## Exercise description
In the records, find every line with the word "Look" and copy it out.

## Information provided
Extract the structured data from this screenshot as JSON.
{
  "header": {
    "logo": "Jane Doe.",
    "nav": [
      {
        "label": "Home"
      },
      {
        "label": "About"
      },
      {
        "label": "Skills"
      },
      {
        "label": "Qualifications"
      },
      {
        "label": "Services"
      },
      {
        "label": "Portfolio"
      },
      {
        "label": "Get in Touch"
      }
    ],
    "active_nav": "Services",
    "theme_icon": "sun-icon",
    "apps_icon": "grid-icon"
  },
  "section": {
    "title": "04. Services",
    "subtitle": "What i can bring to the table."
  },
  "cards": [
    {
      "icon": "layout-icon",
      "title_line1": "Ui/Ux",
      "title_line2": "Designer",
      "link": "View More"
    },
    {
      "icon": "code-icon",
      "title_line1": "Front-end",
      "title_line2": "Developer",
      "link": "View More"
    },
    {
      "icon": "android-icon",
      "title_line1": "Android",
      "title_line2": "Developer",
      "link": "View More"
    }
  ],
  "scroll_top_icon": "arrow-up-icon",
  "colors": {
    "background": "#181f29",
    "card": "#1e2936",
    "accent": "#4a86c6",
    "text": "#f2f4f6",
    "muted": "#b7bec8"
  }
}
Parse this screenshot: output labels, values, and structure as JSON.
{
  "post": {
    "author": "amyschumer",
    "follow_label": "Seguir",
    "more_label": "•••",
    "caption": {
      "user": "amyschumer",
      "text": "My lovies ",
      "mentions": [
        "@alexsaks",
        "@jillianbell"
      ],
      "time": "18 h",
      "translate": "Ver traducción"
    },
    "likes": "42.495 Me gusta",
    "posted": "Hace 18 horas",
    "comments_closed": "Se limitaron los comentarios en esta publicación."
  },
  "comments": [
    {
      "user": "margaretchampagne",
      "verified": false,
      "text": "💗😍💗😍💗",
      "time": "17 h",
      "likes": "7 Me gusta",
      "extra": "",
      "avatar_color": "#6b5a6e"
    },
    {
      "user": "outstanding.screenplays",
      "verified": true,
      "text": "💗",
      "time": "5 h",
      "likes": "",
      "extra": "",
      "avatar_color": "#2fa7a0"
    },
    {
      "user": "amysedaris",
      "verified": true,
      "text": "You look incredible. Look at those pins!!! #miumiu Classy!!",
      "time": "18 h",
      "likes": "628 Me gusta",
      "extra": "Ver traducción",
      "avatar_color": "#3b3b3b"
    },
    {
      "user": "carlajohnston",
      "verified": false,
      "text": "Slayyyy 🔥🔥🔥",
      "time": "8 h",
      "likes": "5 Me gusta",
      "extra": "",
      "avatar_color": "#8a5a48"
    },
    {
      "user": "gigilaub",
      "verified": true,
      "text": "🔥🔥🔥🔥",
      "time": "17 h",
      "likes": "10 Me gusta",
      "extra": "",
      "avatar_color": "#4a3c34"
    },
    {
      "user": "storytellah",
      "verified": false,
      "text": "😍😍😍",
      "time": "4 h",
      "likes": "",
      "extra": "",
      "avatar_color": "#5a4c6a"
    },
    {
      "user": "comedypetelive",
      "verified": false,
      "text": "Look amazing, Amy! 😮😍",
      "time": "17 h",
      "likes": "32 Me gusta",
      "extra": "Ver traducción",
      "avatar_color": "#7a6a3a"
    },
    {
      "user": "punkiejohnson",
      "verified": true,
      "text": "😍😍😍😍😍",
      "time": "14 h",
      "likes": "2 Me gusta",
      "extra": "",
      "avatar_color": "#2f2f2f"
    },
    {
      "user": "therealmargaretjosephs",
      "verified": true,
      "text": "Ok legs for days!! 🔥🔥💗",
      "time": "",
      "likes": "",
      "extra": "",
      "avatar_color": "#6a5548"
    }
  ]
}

## Answer for this exercise
      "text": "You look incredible. Look at those pins!!! #miumiu Classy!!",
      "text": "Look amazing, Amy! 😮😍",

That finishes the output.